The object in-context (OIC) task is a variant of the widely used object recognition (OR) task (Dix and Aggleton, 1999). The OIC task makes use of the fact that rodents have a natural tendency to explore novel environments and objects. The hippocampus appears to play a major role in the OIC task (much more so than in the original OR task), where animals should be able to distinguish between two familiar objects of which one is in a different context from the training trial (Ennaceur and Aggleton,1997; Bermudez-Rattoni et al., 2005; Albasser et al., 2009; Roozendaal et al., 2010; Banks et al., 2014; Bermudez-Rattoni, 2014). Recognition memory encompasses a number of additional components, such as an item's associations with its context, place, etc. (Bussey et al., 1999, 2000). Here, we describe a version of the OIC task in mice, based on earlier reports (Dix and Aggleton, 1999; Eacott and Norman, 2004; Balderas et al., 2008; Barsegyan et al., 2014; Kanatsou et al., 2015a; Kanatsou et al., 2015b).
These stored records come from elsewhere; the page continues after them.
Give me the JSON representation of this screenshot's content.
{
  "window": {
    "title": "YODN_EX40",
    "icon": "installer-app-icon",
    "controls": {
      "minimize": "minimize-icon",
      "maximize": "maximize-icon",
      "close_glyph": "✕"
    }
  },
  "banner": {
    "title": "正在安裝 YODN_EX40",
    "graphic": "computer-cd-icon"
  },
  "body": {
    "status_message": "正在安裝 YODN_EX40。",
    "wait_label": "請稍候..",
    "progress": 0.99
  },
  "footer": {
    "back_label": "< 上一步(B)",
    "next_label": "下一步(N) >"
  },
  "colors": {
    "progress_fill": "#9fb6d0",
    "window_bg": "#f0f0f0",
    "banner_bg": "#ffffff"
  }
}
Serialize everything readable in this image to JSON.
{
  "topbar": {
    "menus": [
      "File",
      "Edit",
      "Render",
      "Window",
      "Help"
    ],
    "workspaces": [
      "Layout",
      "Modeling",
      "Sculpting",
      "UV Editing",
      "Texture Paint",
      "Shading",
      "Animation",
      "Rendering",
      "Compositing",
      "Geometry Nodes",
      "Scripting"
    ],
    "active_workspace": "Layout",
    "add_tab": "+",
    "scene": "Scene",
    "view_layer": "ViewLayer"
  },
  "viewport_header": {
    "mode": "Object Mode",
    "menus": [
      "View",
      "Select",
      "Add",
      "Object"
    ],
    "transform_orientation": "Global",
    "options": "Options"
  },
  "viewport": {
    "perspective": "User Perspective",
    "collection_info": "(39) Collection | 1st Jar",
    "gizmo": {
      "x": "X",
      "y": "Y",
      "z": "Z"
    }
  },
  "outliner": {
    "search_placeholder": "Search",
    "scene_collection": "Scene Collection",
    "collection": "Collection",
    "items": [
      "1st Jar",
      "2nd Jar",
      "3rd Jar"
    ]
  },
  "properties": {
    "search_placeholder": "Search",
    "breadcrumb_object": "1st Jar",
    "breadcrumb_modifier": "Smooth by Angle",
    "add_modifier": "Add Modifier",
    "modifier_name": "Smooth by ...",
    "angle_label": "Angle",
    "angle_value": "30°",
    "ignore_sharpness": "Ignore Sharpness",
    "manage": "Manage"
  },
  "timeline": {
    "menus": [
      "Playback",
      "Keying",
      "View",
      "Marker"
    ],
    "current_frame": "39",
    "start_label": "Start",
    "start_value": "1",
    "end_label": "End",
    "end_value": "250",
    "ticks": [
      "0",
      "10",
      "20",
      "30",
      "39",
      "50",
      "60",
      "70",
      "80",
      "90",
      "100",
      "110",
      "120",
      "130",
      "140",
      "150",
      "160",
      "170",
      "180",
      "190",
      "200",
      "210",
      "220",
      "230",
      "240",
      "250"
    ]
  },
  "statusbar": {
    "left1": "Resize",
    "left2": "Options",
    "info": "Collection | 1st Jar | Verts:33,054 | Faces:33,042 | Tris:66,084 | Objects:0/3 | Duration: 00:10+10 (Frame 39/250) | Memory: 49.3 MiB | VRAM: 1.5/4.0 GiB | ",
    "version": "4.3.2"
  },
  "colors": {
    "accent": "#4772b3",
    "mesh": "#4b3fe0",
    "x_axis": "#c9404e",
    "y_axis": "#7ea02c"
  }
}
Thanks for your further question/comment. It has been sent to the author(s) of this protocol. You will receive a notification once your question/comment is addressed again by the author(s).
Meanwhile, it would be great if you could help us to spread the word about Bio-protocol.